Libya Officials Seek Help as Rifts Deepen Amid Militia Violence

Aug 25, 2014 6:00 pm ET

(For more stories on unrest in the Middle East, click on EXTRA <GO>.)

Aug. 26 (Bloomberg) -- Libya’s outgoing parliament defied its successor by naming an alternative premier, while government officials called for international help amid growing violence between rival militias.

The General National Congress, the legislature that has refused to disband even after a new one was elected in June, invited Omar El-Hassi to form a salvation government during a meeting yesterday in the capital, Tripoli. The congress, where Islamists are among the strongest factions, also announced a “public mobilization” in all institutions and the highest level of security alert, the official news agency Lana said.

The newly elected parliament has been meeting in the east of the country instead of Tripoli, the seat of the outgoing legislature. El-Hassi was nominated as a rival to Prime Minister Abdullah Theni, whose house was set ablaze by militia fighters yesterday, according to Al-Arabiya television.

The political schisms and spread of violence highlight the lack of central authority in Libya three years after the overthrow of Muammar Qaddafi by rebels who received military support from the U.S. and its European allies.
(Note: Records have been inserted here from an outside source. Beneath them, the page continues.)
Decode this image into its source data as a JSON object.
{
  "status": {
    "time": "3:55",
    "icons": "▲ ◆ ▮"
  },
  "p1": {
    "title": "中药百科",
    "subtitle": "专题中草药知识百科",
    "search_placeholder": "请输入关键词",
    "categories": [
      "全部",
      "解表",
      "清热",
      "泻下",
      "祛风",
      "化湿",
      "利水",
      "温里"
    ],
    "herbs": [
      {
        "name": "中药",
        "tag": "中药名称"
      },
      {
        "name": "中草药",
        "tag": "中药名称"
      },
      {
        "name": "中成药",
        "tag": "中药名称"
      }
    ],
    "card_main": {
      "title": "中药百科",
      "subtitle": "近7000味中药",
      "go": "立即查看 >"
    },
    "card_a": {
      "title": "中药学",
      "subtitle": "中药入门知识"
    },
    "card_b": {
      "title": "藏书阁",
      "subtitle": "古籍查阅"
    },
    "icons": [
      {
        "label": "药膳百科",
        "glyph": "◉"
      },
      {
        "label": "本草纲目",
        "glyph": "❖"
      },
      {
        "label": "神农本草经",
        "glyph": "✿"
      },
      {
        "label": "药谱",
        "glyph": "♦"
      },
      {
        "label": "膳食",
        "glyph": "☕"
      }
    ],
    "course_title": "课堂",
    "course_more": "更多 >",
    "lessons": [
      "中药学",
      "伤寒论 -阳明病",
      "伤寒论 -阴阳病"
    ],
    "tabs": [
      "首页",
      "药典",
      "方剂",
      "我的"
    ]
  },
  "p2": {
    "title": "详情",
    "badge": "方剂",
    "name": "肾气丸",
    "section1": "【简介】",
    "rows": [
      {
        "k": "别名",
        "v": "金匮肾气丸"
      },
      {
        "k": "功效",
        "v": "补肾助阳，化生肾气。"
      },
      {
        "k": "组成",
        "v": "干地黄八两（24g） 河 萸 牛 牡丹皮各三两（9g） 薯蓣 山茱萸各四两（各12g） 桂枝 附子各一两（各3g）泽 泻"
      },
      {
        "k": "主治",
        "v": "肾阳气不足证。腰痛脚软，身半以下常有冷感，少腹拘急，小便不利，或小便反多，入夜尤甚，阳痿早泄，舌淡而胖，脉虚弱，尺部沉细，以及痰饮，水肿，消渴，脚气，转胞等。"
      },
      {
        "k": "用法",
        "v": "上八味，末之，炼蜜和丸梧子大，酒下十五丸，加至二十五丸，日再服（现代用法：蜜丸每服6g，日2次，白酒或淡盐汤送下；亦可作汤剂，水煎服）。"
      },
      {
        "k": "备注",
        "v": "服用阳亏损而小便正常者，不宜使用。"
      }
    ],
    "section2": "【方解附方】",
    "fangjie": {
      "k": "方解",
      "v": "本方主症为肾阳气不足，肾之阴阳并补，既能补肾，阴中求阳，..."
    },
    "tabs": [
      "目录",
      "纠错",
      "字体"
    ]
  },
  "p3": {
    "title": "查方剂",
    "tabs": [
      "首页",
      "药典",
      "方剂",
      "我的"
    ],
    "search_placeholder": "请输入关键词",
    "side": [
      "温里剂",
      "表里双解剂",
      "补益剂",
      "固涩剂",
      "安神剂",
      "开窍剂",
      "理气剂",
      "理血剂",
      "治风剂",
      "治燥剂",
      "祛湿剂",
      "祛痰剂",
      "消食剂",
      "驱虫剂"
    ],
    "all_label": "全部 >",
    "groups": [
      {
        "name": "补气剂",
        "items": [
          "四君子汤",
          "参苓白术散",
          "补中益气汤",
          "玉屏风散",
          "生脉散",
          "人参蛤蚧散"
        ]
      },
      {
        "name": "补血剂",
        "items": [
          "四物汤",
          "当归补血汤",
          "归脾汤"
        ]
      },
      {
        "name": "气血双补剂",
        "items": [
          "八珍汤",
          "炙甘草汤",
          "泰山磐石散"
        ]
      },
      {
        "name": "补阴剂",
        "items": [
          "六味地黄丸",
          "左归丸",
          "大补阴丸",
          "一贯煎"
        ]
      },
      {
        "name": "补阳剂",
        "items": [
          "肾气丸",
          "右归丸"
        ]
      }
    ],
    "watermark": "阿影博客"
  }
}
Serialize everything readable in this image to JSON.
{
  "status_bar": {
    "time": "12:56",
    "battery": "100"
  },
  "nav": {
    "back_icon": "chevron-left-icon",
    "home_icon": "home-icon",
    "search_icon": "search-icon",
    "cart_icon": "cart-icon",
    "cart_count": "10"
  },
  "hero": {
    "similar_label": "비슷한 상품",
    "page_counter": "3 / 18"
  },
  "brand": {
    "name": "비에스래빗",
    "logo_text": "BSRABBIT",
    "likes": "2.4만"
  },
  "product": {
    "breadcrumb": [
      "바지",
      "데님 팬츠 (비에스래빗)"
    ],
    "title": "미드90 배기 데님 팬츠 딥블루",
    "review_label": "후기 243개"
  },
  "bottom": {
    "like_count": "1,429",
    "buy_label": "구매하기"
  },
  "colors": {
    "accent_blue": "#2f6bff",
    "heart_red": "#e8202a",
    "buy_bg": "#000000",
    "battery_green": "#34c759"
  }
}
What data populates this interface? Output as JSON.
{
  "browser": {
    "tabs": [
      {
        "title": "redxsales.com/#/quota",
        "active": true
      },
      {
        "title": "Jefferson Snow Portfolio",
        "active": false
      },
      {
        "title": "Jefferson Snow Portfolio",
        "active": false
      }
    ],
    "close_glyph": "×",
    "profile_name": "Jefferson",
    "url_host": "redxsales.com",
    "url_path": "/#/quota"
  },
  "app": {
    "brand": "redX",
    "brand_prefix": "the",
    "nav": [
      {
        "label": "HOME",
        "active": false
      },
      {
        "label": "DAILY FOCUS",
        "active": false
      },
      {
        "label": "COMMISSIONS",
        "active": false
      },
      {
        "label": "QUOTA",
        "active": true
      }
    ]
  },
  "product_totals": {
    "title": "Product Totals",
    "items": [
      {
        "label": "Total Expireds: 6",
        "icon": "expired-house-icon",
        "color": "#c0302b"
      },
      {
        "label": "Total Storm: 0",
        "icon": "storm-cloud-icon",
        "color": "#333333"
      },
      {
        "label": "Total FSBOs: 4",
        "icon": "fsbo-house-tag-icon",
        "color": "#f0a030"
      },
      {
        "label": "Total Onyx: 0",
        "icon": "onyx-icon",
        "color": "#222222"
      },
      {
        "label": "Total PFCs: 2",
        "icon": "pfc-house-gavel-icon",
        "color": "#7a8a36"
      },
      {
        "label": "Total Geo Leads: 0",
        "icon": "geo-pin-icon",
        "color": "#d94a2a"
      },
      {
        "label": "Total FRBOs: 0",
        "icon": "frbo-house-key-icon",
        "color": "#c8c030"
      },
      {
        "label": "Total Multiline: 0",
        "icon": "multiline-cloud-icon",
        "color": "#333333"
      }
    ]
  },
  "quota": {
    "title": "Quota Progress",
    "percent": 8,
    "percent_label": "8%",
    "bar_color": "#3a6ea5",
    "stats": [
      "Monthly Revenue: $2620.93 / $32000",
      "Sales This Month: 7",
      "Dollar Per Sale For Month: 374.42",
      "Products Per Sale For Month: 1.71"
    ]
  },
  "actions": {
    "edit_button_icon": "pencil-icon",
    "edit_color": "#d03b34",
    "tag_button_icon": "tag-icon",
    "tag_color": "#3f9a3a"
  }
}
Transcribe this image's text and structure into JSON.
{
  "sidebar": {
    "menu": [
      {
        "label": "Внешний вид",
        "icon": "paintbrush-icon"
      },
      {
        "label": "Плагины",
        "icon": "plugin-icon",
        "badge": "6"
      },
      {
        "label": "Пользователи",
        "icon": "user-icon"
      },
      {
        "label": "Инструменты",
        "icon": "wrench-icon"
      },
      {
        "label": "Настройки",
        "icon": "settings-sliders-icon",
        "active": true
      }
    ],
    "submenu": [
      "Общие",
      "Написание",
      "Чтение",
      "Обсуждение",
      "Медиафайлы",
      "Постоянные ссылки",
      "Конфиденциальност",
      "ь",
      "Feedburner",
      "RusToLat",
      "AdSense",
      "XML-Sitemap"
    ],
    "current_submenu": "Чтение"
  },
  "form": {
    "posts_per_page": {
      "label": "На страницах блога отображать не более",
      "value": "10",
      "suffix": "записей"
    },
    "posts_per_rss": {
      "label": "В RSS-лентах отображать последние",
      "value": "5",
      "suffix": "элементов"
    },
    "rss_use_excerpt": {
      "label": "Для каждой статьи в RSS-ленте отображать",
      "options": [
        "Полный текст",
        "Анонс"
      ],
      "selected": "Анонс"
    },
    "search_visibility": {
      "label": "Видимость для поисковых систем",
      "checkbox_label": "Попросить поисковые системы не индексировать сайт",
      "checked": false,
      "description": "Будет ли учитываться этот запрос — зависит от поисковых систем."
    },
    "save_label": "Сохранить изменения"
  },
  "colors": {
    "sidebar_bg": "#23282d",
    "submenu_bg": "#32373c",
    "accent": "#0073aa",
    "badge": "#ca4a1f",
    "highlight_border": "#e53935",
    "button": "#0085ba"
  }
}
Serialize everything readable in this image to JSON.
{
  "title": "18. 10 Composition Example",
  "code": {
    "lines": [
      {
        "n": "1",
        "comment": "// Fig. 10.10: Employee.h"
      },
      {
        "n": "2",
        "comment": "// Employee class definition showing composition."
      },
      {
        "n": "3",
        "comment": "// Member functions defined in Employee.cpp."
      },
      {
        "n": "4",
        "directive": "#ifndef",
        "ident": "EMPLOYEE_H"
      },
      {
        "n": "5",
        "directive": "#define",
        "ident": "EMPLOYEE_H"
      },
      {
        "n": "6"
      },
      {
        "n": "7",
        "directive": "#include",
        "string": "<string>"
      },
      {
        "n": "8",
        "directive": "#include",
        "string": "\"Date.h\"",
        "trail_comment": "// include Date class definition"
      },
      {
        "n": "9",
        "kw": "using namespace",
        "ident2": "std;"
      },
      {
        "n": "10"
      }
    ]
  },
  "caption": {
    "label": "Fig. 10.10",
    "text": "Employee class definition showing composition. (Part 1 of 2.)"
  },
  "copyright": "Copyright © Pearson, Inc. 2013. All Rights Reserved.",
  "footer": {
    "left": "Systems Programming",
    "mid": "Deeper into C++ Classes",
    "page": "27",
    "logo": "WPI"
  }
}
The chaos has undercut efforts to revive oil output in the OPEC member, which holds Africa’s largest proven crude reserves.

An alliance of Islamist militias, called Libya Dawn, said Aug. 23 it wrested control of Tripoli’s international airport from a rival force.

‘Real Engagement’

In Cairo yesterday, Foreign Minister Mohamed Abdel-Aziz told a meeting of Libya’s neighbors that the country needs “real engagement from the international community” within the framework of United Nations Security Council resolutions. He said that didn’t mean military intervention.

Egyptian Foreign Minister Sameh Shoukry said the activities of “extremist and terrorist groups” in Libya may be spreading to other countries, as militants infiltrate across borders.

Egypt and the United Arab Emirates, whose governments are staunch opponents of Islamist groups in their own countries, have denied allegations by Libya Dawn that they carried out airstrikes against Islamist militias in Libya. The New York Times yesterday cited U.S. officials confirming the airstrikes.

Abdel-Aziz said Libyan officials have asked the Security Council to send “a strong political message” to the armed groups to end the conflict. Libya’s ambassador to Egypt, Mohamed Jibril, told reporters that the country is “suffering from the inability of the state to protect its airports, ports and oil fields.”

Participants at the meeting issued a closing declaration that called for an immediate end to all military operations, and said armed groups should surrender their weapons as part of a gradual and mutual process.

--With assistance from Saleh Sarrar in Tripoli and Tarek El- Tablawy in Cairo.